Since you gave no details I'm assuming you are interested in behavior of Unix-like systems.
open() system call only creates a file descriptor which then may be used by either
Both memory mapped I/O and standard I/O internally access files on disk through page cache, a buffer in which files are cached in order to reduce number of I/O operations.
Standard I/O approach (using
read()) involves performing a system call which then copies data from (or to if you are writing) page cache to a buffer chosen by application. In addition to that non-sequential access requires another system call
lseek(). System calls are expensive and so is copying data.
When a file is memory mapped usually a memory region in process address space is mapped directly to page cache, so that all reads and writes of already loaded data can be performed without any additional delay (no system calls, no data copying). Only when an application attempts to access file region that is not already loaded a page fault occurs and the kernel loads required data (whole page) from disk.
I see that I also have to explain memory paging. On most modern architectures there is physical memory which is a real piece of hardware and virtual memory which creates address spaces for processes. Kernel decides how addresses in virtual memory are mapped to addresses in physical memory. The smallest unit is a memory page (usually, but not always 4K). It does not have to be 1:1 mapping, for example all virtual memory pages may be mapped to the same physical address.

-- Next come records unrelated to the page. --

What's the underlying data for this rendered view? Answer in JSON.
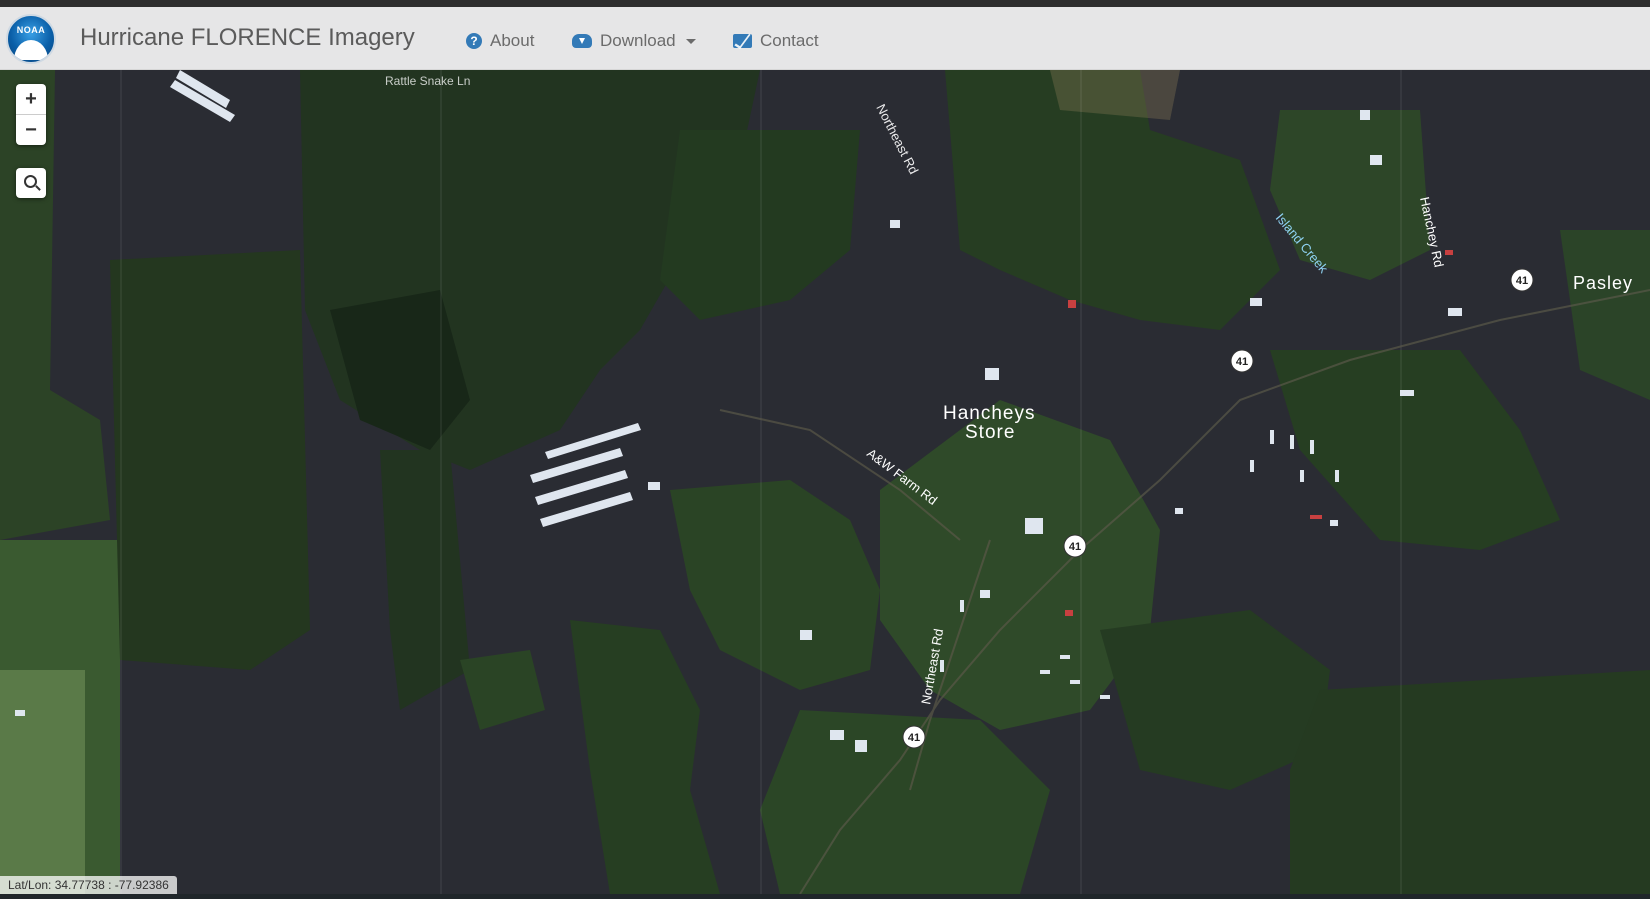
{
  "navbar": {
    "logo_text": "NOAA",
    "brand": "Hurricane FLORENCE Imagery",
    "about_label": "About",
    "download_label": "Download",
    "contact_label": "Contact",
    "about_icon": "question-circle-icon",
    "download_icon": "cloud-download-icon",
    "contact_icon": "envelope-icon",
    "accent_color": "#337ab7"
  },
  "controls": {
    "zoom_in": "+",
    "zoom_out": "−",
    "search_icon": "search-icon"
  },
  "map": {
    "labels": {
      "rattlesnake": "Rattle Snake Ln",
      "northeast_top": "Northeast Rd",
      "island_creek": "Island Creek",
      "hanchey_rd": "Hanchey Rd",
      "pasley": "Pasley",
      "hancheys_1": "Hancheys",
      "hancheys_2": "Store",
      "aw_farm": "A&W Farm Rd",
      "northeast_bottom": "Northeast Rd"
    },
    "route_shield": "41",
    "colors": {
      "water": "#2a2c33",
      "forest": "#24371f",
      "shield": "#ffffff"
    }
  },
  "status": {
    "latlon": "Lat/Lon: 34.77738 : -77.92386"
  }
}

In memory mapped I/O part of application address space and kernel's page cache are mapped to the same physical memory region, hence program is able to directly access page cache.